MR. LUMUMBA: The thing is that it is my belief that the document which is being entered into evidence, which you accepted into evidence for whatever reason, it doesn't talk about Brinks robberies or anything else, is a document which is totally consistent with documents which have pervaded the black liberation struggle since the time that the FBI has started killing different people in the movement, since the time that there was a manifest need for security, since the time that the black liberation movement had been paroling in communities trying to stop crime and therefore have had necessity for rules of this nature.
That being the case, I would like to point out through the specific document which you have suggested cannot come into evidence, which is almost identical in parts to this document, and through his knowledge of the documents which he may have examined, having been a person who has been in the FBI for 26 years during the period of time in which they have examined the whole files, the total files of various different movements, he can tell us that the principles in this document are not inconsistent with many of those other principles which come from groups which clearly had nothing to do with robbing Brinks trucks and were totally overground political formations which were functioning in a way which was legal even by corrupt laws of the United States.
So the point that I am trying to make here is this, that if they are allowed to issue a document which has prejudicial impact if not explained, then I have a right to go into it and to explain it through this witness. That's one point.
Another point is I would like some kind of ruling on why you won't let me do what you let them do and then have the audacity to sit on the bench and claim you are fair.
THE COURT: Look Mr. Lumumba, you have been held in contempt more than once and you are held in contempt again.
MR. LUMUMBA: Really, I didn't help know that.
THE COURT: It doesn't much matter at this point.
MR. LUMUMBA: That's what I told you at this point.
THE COURT: It will at the end of this trial, but that's one of those things.
MS. TIPOGRAPH: I object to threats in this case.
MR. SUNNI-ALI: He asked a plain question and you come up threatening.
MR. LUMUMBA: I will tell you I am intimidated and I am going to quit, and that being the case my man doesn't have any representation.
I can't function any more.
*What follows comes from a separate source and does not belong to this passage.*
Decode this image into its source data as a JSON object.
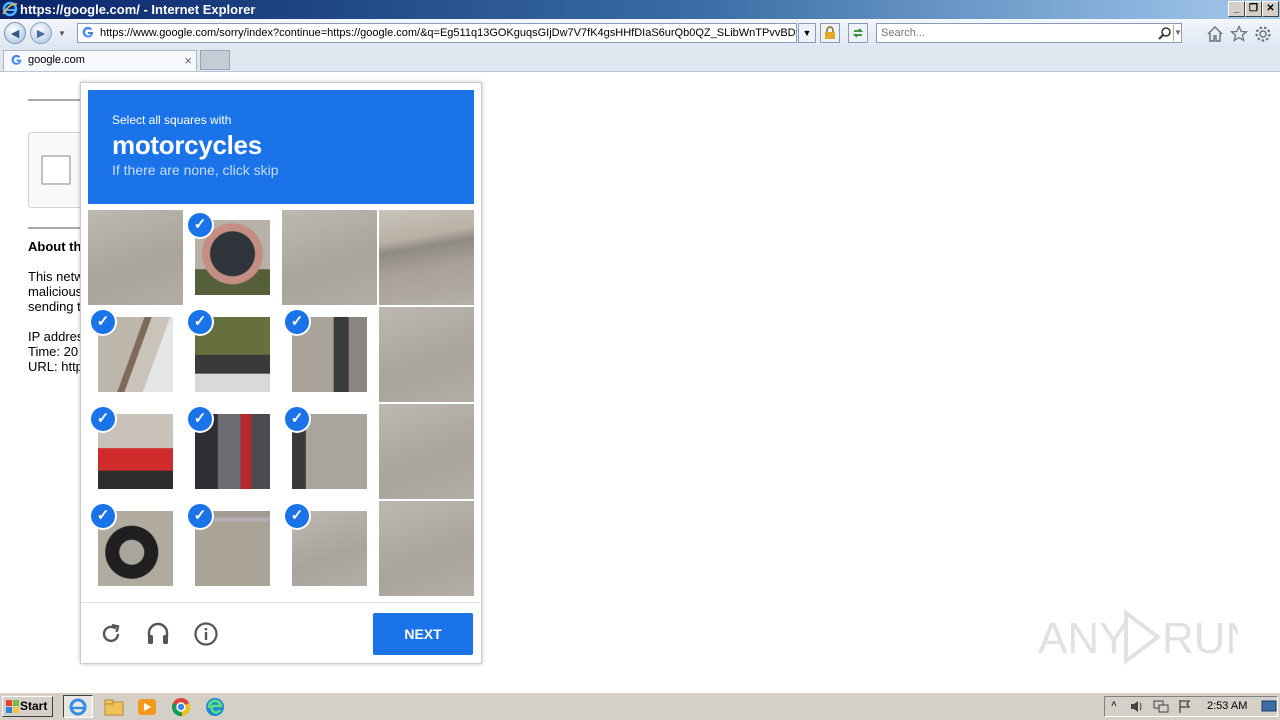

You have intimidated me. What am I doing going to do? My man doesn't have representation.
I ask for a mistrial, Judge. I am scared. I am serious. I don't know if I can function any more properly. I am going to leave you.
THE COURT: The motion is denied. You don't have to leave, Mr. Lumumba, sit down. You have a client to represent.
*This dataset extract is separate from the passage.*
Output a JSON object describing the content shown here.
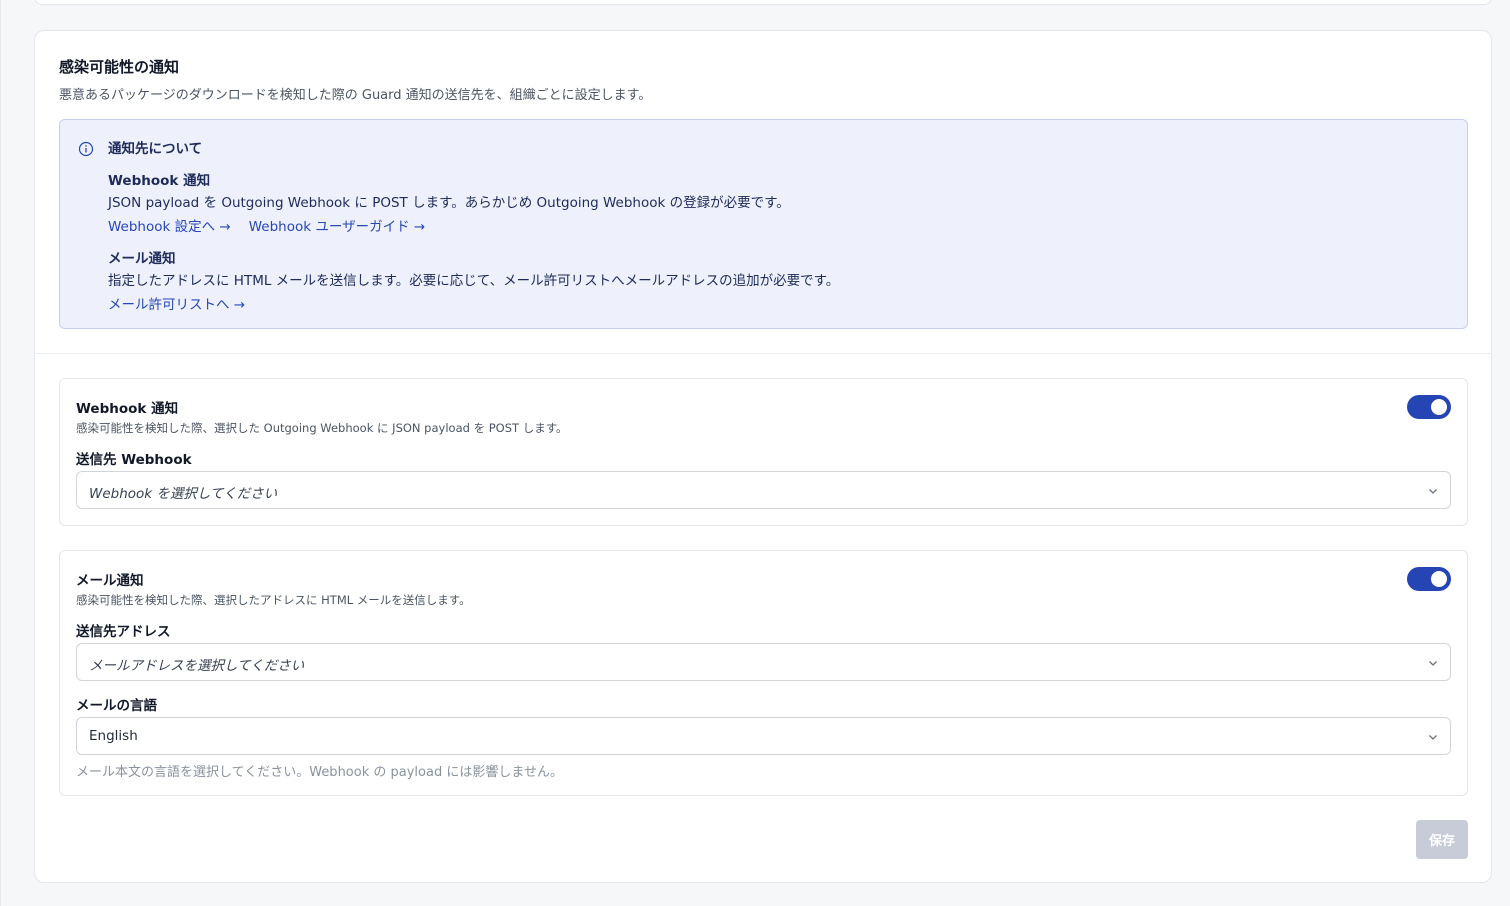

MR. LUMUMBA: I can't do it.
THE COURT: Well, sit there anyway and try.
Okay, you are ready to start on your cross-examination, Mr. Mogulescu? Mr. Lumumba is finished.
MR. LUMUMBA: I am not finished with mine.
THE COURT: Yes, you are. You are finished.
MR. SUNNI-ALI: Run boy, run.
MR. LUMUMBA: Have you ruled?
MR. SUNNI-ALI: On the truth.
MR. LUMUMBA: On the motion.
THE COURT: Yes, your motion for a mistrial is denied. Your offer of proof in connection with this particular witness is also denied.
THE COURT: I don't have to explain. It's denied.
Trial Transcript at 4822-26.
These contempt citations justify the invocation of the discretionary power vested in me by 18 U.S.C. § 401 to punish Mr. Lumumba by imposition of a fine or a term of imprisonment. Mr. Lumumba's conduct throughout the trial, in addition to the two specifications set forth above, further mandates punishment. The following excerpts from the trial transcript are merely a sample of his antics and clearly document his contumacious behavior:
MR. LUMUMBA: I have an application that I would like to make on behalf of Mr. Johnson. Mr. Ali, excuse me, Judge.
The situation that we would like to do at this time is to challenge the entire jury panel.
THE COURT: That is denied. Sit down and write it out. Make it part of the record, Mr. Lumumba.
THE COURT: Mr. Lumumba, we will make it part of the ...